What To Do In Twin Falls, Idaho
The Magic Valley city of Twin Falls, Idaho has it all and awaits your eager discovery. Twin Falls began as a stage stop established in 1864 at Rock Creek and has grown to a metropolis of 44,000. The city’s setting along the Snake River Canyon is impressively picturesque. Surrounded by unique natural and manmade features, Twin Falls is a happy place to visit.
Perrine Bridge was opened in September 1927; at which time it was the highest bridge in the world. It is still impressively high at 486 feet above the river. The four-lane truss arch span carries US 93 across the Snake River Canyon. Go to the visitors’ center at the south end of the bridge and see the statue of Ira M. Perrine, the founder of Twin Falls. Base jumping is allowed here year round without a permit. If you are lucky you will get to watch it. At the visitors center you can obtain souvenirs and gifts, Idaho products, visitor information, and interactive exhibits, and from there you can follow trails that offer great bridge views.
Shoshone Falls is also known as the Niagara of the West, and for good reason since it is actually 45 feet higher than Niagara and has a total rim span of 1000 feet. Situated only three miles northeast of Twin Falls, the falls are spectacular and ruggedly beautiful. The falls form the upstream limit of salmon migration in the Snake River. Shoshone Falls Park is located on the south bank of the Snake River at the falls, offering an overlook, interpretive displays and a trail system along the south rim of the Snake River Canyon that leads to Dierkes Lake and Evel Knievel’s 1974 jump site.
Snake River Canyon
Snake River Canyon Trail offers walking, running, biking, base jump watching, and sightseeing on a trail that is easily accessible for all. Among the trail’s highlights are the Perrine Bridge and the Snake River Canyon.
Herrett Center for Art and Science

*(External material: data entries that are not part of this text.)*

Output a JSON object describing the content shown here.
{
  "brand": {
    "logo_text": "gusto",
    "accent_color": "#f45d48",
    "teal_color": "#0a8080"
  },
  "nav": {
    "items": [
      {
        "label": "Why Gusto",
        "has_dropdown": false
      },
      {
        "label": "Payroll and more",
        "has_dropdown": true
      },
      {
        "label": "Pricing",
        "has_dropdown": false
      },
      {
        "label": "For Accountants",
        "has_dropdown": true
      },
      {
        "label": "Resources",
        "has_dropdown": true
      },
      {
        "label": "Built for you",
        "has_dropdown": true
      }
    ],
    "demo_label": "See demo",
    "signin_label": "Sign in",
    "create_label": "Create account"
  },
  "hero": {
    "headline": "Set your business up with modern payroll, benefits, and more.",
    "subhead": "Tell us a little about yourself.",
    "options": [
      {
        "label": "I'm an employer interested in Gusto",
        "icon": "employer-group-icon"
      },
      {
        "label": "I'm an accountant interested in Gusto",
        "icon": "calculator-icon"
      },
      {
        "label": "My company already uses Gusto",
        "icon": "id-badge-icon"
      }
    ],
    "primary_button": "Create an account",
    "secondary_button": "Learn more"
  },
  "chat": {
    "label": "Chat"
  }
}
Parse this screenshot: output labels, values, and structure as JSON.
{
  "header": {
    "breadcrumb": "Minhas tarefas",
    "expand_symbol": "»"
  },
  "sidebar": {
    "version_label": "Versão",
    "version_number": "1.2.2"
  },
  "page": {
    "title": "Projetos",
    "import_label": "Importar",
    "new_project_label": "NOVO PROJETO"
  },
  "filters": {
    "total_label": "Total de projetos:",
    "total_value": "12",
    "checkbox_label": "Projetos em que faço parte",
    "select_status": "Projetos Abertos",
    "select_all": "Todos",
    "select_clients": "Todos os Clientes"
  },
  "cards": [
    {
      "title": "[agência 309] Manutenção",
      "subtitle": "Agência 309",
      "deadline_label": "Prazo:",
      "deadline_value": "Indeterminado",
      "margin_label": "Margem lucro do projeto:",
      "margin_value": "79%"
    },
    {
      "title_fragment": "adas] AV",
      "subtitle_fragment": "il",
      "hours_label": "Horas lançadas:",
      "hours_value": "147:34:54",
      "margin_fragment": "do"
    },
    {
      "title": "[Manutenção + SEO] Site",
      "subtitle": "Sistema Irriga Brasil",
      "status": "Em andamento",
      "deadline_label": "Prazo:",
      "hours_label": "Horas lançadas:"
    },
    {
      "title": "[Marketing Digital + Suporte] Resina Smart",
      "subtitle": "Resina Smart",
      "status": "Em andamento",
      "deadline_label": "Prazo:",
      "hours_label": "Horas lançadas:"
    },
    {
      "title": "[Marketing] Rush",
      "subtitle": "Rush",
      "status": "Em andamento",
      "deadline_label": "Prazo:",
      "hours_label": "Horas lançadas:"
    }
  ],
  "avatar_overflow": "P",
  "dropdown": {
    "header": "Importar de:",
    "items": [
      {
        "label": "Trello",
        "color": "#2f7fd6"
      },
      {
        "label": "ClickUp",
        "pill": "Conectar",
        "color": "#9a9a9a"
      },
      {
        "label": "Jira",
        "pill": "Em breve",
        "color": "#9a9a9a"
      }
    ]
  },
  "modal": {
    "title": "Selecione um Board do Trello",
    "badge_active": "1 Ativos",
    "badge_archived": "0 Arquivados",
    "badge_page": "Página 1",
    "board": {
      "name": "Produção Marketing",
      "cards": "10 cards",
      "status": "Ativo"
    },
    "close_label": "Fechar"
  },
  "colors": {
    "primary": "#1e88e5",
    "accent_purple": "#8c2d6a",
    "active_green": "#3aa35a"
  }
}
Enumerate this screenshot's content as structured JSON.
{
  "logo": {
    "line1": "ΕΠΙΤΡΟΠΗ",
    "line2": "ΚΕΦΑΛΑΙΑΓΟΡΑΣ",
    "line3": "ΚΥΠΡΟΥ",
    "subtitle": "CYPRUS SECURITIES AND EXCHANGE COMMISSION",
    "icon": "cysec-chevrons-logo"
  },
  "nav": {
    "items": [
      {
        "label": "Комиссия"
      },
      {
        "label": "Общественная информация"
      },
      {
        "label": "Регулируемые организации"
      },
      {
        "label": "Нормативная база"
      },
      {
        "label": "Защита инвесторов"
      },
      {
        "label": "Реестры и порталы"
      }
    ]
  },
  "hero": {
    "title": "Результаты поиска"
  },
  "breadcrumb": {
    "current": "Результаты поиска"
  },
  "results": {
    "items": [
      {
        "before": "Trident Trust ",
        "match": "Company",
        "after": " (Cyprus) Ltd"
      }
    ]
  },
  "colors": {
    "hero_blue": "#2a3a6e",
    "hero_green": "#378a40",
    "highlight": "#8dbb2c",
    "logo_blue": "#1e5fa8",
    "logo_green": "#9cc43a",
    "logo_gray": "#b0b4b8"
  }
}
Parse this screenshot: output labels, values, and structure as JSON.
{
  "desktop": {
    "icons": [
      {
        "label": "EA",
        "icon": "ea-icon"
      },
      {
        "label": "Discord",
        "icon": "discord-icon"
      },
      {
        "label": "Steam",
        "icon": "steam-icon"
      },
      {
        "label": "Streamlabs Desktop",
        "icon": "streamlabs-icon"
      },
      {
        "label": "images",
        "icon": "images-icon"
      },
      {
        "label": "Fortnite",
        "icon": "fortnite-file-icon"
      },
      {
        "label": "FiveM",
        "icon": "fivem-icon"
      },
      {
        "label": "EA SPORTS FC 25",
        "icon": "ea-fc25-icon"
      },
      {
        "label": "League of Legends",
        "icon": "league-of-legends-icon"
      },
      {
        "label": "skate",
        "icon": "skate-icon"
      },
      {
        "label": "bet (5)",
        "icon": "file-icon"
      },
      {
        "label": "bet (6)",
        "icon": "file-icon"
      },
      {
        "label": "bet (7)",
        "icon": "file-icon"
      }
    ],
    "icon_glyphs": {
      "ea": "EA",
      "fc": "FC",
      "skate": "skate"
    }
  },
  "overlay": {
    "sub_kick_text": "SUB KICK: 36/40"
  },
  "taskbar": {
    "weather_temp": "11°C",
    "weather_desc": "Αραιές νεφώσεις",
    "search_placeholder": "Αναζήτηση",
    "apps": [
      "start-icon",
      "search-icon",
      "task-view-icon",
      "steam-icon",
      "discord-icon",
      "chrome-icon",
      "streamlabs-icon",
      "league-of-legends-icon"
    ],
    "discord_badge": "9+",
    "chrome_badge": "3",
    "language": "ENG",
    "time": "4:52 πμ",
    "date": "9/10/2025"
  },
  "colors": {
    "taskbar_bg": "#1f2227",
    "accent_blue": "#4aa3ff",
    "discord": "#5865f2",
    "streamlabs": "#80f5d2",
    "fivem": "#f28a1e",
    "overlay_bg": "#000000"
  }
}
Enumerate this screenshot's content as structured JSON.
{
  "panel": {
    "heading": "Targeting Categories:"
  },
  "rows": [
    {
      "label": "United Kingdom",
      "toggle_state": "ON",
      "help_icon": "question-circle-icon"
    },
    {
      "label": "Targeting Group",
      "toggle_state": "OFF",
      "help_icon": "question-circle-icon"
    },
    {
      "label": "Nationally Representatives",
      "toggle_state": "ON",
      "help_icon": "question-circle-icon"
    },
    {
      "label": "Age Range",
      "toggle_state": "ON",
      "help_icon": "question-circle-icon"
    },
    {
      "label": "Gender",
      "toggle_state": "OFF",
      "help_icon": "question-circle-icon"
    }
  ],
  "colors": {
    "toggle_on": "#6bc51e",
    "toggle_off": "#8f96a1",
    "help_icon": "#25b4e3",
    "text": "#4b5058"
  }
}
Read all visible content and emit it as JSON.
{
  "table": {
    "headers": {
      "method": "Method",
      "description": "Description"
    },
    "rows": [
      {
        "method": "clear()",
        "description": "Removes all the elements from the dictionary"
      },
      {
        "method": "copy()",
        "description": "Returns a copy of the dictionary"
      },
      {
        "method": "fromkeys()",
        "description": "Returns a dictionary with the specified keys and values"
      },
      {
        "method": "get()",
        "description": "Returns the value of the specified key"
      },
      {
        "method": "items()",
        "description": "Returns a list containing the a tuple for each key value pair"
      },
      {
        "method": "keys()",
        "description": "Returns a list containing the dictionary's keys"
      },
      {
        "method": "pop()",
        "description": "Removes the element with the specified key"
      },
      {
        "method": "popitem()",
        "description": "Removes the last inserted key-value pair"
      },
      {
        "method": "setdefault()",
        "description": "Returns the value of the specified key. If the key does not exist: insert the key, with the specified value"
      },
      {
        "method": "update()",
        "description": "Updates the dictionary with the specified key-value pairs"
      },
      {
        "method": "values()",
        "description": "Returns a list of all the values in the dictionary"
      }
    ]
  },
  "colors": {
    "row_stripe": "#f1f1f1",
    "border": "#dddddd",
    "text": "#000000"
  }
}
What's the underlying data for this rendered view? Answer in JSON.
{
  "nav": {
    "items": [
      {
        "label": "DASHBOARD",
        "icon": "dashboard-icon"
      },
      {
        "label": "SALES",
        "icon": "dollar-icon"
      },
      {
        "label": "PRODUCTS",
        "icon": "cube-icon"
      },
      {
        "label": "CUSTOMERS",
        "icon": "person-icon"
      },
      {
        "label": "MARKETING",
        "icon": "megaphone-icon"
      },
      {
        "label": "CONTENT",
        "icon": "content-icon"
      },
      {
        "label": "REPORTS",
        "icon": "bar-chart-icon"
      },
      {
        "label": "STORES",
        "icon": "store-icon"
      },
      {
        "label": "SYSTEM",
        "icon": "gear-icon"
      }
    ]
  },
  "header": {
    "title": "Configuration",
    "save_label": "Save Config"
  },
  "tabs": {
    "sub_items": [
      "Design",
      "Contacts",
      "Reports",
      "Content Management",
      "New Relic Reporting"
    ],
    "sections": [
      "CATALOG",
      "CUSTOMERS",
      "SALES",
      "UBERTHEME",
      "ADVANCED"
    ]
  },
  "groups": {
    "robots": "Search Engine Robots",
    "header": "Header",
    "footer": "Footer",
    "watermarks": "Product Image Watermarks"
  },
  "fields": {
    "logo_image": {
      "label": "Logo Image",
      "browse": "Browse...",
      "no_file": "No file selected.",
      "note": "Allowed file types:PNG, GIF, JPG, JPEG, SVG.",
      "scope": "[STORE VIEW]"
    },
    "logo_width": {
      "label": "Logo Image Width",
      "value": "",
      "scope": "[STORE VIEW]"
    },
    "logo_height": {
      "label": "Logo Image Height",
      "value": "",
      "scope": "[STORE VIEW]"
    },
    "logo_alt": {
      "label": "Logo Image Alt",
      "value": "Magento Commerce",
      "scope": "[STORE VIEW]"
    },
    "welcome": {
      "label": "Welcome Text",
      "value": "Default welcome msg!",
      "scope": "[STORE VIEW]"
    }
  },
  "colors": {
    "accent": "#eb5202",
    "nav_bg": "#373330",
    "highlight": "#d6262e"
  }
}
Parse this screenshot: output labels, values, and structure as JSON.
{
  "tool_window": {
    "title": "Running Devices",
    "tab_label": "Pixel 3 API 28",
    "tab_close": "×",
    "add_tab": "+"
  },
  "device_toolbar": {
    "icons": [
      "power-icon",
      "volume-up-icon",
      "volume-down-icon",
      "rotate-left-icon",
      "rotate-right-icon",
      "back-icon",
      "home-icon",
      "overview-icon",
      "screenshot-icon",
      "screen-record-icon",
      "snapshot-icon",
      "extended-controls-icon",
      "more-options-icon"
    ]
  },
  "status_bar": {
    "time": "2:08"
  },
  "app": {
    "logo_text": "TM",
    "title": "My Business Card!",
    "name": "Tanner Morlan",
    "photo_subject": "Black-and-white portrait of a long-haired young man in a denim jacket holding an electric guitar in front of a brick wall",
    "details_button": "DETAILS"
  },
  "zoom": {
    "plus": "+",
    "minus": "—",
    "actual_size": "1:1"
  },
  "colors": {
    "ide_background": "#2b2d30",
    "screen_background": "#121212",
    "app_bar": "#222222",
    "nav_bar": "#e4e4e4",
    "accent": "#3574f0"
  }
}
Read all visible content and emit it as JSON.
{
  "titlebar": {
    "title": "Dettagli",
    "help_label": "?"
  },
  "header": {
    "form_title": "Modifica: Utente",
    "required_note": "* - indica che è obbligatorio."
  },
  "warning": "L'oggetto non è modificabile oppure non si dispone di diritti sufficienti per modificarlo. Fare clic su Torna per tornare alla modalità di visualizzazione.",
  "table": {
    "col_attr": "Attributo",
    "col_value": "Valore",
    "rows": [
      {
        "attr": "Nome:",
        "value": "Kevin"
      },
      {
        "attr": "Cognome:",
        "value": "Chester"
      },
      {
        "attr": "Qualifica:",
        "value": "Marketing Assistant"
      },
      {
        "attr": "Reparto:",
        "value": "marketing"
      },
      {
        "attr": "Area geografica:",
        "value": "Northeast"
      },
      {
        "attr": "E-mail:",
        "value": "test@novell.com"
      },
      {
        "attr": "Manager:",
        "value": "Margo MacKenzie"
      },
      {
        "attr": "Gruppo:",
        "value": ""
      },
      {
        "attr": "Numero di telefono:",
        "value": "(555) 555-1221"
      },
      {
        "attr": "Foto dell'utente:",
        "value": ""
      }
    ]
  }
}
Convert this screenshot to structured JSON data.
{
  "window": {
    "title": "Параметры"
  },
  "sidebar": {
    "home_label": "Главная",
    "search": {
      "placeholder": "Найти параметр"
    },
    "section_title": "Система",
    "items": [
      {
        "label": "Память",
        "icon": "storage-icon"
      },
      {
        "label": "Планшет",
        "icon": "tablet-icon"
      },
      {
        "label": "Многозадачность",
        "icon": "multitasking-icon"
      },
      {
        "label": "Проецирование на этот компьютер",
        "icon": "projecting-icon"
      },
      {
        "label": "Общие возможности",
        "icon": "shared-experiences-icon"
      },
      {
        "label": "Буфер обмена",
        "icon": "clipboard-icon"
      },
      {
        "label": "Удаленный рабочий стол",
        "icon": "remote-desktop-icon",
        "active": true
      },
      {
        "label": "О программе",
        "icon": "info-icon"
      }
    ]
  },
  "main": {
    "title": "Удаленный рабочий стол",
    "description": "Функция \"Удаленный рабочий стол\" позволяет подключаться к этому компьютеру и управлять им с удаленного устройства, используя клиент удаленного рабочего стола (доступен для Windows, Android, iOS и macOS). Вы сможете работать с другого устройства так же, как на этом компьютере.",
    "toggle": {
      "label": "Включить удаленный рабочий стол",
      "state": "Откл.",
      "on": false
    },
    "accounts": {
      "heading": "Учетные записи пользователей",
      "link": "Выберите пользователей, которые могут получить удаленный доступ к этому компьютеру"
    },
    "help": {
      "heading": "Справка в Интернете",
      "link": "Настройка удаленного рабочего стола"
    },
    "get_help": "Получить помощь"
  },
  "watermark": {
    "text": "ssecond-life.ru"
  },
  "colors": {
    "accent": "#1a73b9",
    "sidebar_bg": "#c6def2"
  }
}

Herrett Center for Art and Science is a non-profit museum on the main campus of the College of Southern Idaho. The planetarium shows are very popular. The museum specializes in the art of indigenous peoples around the globe. Exhibits in the King Gallery are co-sponsored by the College of Southern Idaho Art Department and Associated Students of CSI.
Centennial Waterfront Park
Centennial Waterfront Park offers a range of activities from, picnicking, walking, hiking and backpacking, to boating, canoeing, and rock climbing. There are natural trails to explore and guided boat tours are available.
Idaho Heritage Museum
Those who like anything having to do with the Old West, and who want to see just what it was like to live in that time period will enjoy a visit to the Jerry Lee Young’s Idaho Heritage Museum. More than 300 mounted animals, 20,000 artifacts, and a 1500 square foot gift shop comprise this private museum.
For a further sampling of Twin Falls’ heritage, stroll the downtown historic district. Twin Falls is also a convenient center from which to explore the Craters of the Moon National Monument, Sun Valley, and the Sawtooth National Forest (take the little known Phantom Falls trail for a rewarding view of one of the best-kept secrets in the area).
Where to Eat in Twin Falls
Elevation 486 is all about the view of the Snake River Canyon from inside or the patio in warmer weather. A special occasion setting, with a wide menu selection; call ahead to request a table by the window to watch the sunset. Jacker’s presents a range of dishes from burgers with onion rings to honey BBQ prime rib and blackened chicken Alfredo. The atmosphere is steakhouse friendly. You’re in Idaho so have the baked potato soup, and enjoy the complimentary fresh scones, a specialty. Buffalo Café has the best breakfast in town, in a diner style atmosphere. The portions are generous and delicious. La Fiesta is a family run Mexican restaurant with consistently great meals. Order the special of the day or the enchiladas with Verde sauce. Idaho Joes has a range of hearty options from chicken pot pie to pepper steak sandwich. They are known for their buffet. And their pie. Think Idaho Joes, and you will think pie.